Entries from a dataset of interfaces
══════════════════════════════
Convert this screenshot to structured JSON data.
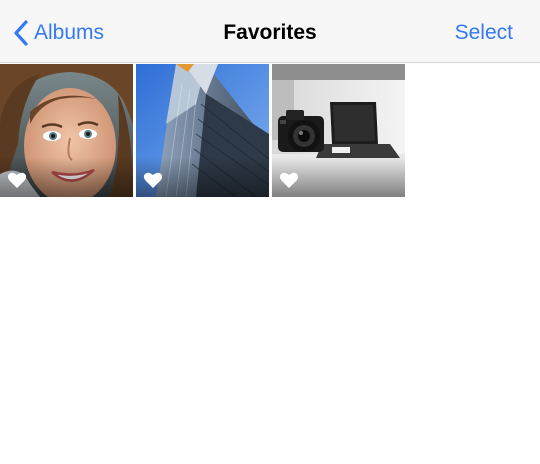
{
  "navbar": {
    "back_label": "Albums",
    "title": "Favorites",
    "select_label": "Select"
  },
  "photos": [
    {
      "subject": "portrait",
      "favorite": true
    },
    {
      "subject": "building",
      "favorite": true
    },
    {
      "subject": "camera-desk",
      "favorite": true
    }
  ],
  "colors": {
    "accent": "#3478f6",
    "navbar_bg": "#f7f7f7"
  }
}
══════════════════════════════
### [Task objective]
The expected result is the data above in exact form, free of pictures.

### [Task response]
Convert this screenshot to structured JSON data.
{
  "navbar": {
    "back_label": "Albums",
    "title": "Favorites",
    "select_label": "Select"
  },
  "photos": [
    {
      "subject": "portrait",
      "favorite": true
    },
    {
      "subject": "building",
      "favorite": true
    },
    {
      "subject": "camera-desk",
      "favorite": true
    }
  ],
  "colors": {
    "accent": "#3478f6",
    "navbar_bg": "#f7f7f7"
  }
}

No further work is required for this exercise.